Task:
Reply with one number only: the count of lines below that contain the word "options".

Input material:
══════════

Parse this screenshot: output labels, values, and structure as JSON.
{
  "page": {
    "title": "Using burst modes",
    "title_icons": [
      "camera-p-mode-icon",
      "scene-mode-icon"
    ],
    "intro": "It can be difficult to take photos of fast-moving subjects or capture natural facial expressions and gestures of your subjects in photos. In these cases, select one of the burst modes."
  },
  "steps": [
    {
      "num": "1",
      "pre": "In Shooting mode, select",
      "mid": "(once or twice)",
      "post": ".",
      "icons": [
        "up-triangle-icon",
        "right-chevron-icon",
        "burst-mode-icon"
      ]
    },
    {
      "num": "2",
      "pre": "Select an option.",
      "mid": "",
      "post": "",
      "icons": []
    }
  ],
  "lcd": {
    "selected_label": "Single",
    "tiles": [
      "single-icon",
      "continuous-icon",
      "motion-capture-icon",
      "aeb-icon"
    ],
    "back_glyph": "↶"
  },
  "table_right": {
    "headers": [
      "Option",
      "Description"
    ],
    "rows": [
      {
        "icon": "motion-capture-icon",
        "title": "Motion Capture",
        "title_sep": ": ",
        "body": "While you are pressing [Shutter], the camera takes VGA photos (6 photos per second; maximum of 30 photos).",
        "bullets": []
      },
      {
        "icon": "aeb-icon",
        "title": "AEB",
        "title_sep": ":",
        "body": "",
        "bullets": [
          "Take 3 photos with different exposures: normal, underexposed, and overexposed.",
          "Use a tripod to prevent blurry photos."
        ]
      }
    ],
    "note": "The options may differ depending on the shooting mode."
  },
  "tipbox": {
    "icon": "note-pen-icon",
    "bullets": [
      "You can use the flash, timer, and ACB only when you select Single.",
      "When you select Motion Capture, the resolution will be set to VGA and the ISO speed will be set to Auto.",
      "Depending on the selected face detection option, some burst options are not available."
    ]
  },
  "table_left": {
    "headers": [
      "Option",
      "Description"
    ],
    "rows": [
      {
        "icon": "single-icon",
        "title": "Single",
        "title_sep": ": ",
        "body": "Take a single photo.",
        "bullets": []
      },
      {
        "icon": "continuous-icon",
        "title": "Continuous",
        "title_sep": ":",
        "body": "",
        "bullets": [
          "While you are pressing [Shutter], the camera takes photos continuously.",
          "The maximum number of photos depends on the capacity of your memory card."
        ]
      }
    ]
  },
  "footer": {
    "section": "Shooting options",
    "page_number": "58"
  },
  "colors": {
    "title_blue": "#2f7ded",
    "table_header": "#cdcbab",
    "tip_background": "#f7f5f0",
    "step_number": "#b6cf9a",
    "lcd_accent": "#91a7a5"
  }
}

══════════

Response for this exercise:
3